Activity - Copy out every line of the records in which "Honolulu" can be found.

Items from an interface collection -
____
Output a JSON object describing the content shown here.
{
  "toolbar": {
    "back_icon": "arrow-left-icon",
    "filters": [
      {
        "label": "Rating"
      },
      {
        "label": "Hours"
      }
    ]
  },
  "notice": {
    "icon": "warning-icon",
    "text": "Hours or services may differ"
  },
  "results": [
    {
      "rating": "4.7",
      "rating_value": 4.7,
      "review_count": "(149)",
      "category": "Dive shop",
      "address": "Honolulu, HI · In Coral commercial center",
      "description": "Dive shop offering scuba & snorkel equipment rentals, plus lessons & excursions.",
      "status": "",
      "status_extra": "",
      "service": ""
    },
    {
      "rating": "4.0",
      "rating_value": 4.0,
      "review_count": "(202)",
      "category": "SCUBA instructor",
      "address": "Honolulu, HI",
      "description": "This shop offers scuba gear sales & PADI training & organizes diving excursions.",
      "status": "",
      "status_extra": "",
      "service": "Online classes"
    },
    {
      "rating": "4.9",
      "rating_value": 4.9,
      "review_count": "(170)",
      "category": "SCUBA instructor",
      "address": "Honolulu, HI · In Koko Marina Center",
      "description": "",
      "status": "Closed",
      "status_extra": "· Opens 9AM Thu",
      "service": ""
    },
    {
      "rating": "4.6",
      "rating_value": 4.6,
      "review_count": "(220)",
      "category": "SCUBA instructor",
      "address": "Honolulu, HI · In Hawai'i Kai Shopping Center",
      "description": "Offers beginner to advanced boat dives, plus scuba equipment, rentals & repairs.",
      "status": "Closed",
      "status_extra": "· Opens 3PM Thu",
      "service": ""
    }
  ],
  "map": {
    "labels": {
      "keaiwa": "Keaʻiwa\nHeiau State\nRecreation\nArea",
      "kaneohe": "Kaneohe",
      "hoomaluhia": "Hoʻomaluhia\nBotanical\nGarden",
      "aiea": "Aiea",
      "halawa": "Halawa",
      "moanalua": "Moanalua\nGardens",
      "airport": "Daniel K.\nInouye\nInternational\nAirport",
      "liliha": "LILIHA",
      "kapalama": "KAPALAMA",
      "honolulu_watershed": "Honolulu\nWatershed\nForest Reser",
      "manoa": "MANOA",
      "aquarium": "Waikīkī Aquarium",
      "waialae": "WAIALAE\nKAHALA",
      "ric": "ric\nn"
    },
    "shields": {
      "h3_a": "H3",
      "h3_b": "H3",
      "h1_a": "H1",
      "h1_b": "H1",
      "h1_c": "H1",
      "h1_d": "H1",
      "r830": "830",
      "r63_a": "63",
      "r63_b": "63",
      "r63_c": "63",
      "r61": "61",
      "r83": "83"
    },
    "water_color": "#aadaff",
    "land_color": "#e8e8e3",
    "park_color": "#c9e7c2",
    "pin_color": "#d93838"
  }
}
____
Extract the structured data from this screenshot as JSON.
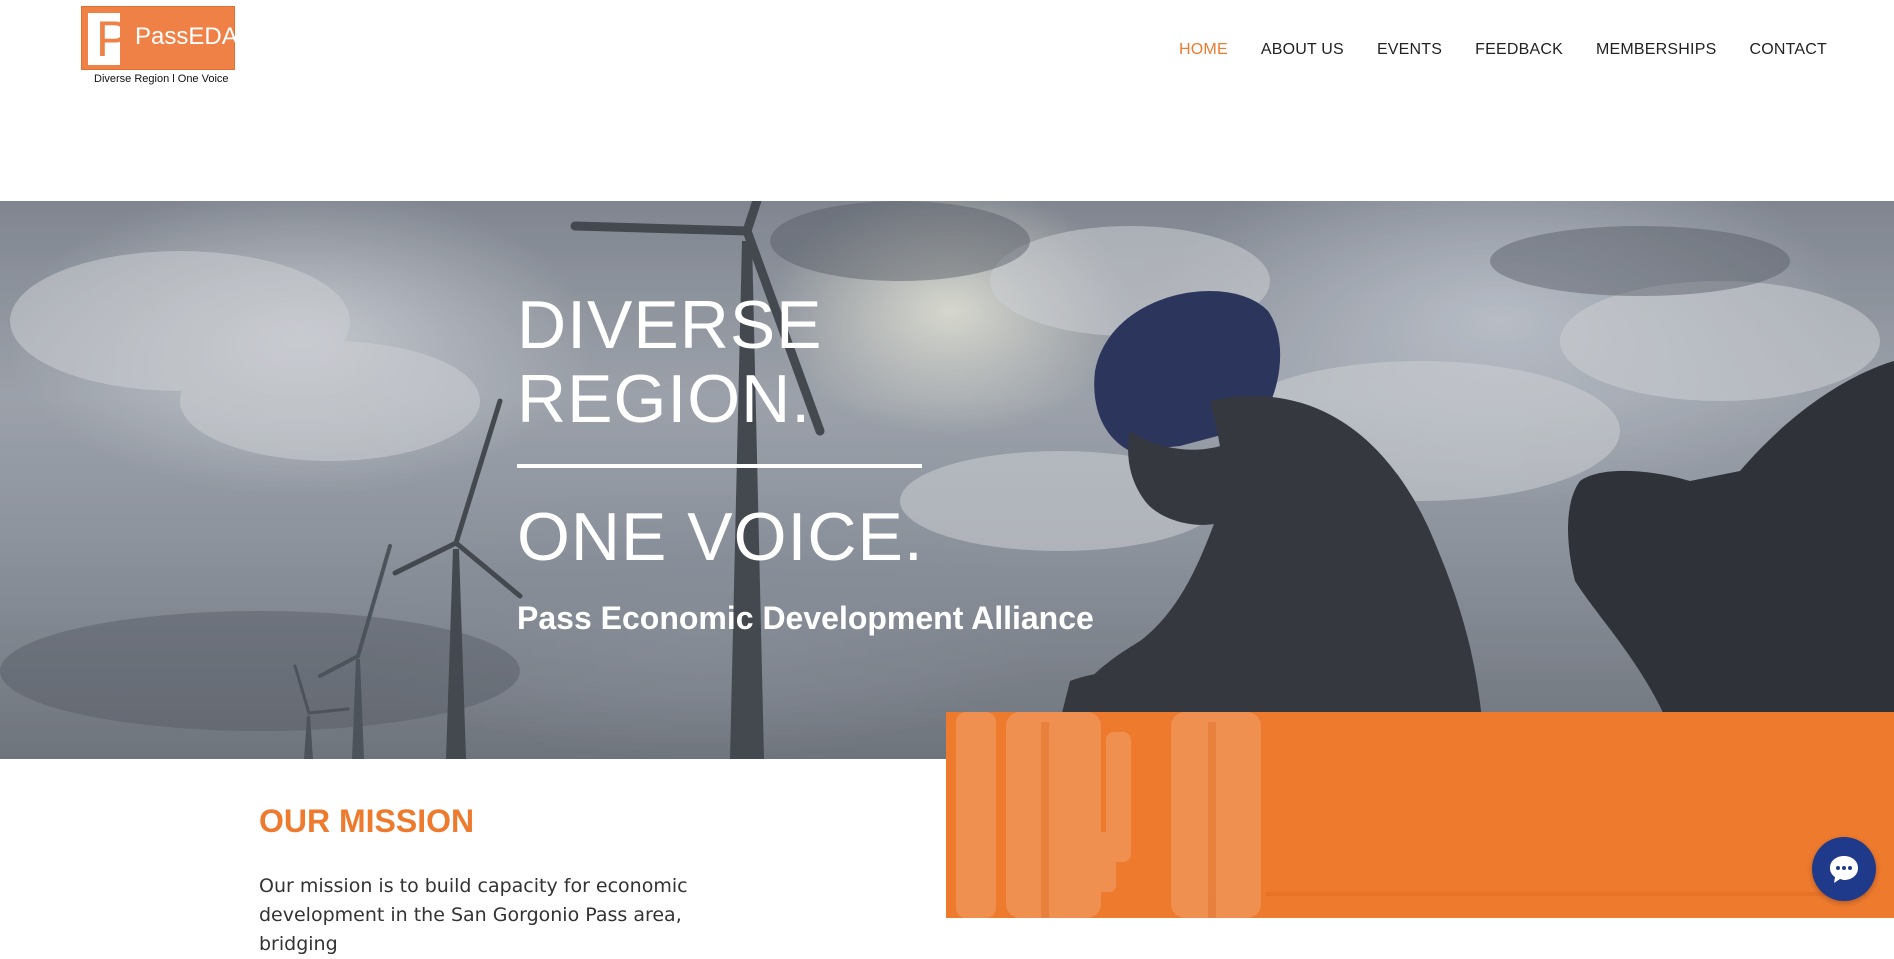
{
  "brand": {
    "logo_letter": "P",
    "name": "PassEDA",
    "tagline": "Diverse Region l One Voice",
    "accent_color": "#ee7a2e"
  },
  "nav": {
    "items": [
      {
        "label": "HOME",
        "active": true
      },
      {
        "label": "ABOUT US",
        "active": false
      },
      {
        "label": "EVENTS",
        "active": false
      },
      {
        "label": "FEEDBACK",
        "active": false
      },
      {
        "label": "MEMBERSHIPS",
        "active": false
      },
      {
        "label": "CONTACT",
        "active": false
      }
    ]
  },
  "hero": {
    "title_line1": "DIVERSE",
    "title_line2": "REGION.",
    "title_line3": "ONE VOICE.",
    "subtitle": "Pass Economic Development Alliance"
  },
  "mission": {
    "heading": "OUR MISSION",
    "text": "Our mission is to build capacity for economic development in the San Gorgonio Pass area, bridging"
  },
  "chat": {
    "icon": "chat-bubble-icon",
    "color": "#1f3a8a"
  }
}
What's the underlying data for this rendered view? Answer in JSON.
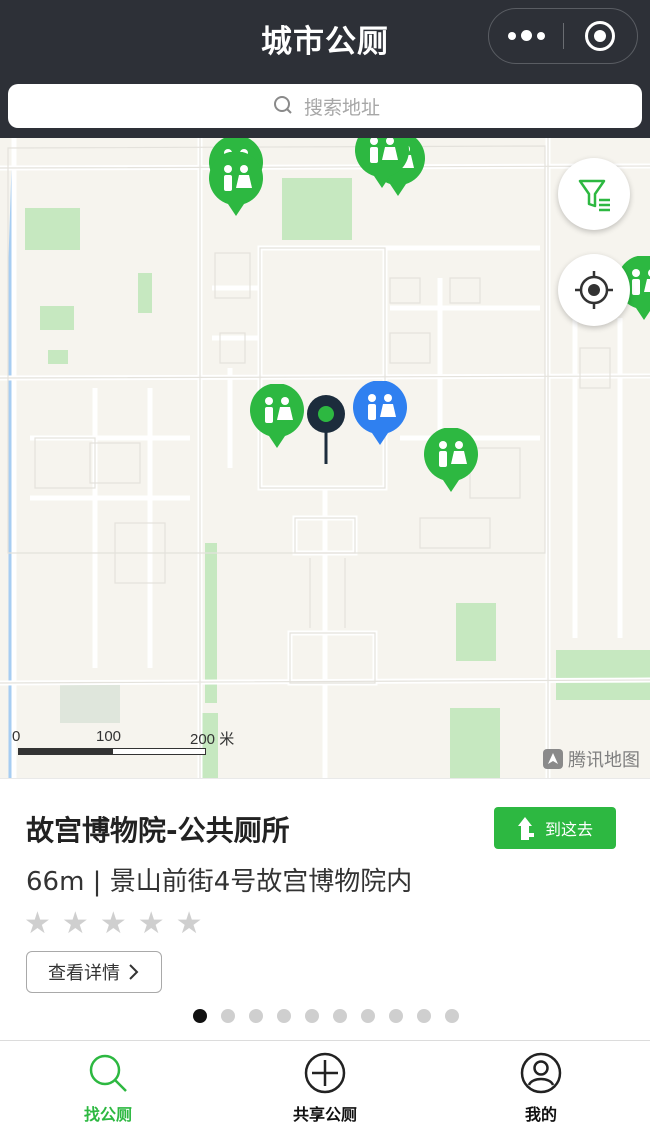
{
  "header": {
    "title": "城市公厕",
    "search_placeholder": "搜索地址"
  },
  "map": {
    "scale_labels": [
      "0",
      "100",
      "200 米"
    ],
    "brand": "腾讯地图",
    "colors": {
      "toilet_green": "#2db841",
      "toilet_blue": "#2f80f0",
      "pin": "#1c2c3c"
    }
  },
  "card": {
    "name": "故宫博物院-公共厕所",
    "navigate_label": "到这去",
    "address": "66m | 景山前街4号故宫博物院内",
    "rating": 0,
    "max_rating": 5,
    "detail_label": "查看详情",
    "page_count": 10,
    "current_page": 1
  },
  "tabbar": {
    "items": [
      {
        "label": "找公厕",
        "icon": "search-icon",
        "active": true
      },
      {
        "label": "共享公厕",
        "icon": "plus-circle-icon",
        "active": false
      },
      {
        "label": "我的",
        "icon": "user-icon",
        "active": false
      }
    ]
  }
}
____
Solution to this task -
      "address": "Honolulu, HI · In Coral commercial center",
      "address": "Honolulu, HI",
      "address": "Honolulu, HI · In Koko Marina Center",
      "address": "Honolulu, HI · In Hawai'i Kai Shopping Center",
      "honolulu_watershed": "Honolulu\nWatershed\nForest Reser",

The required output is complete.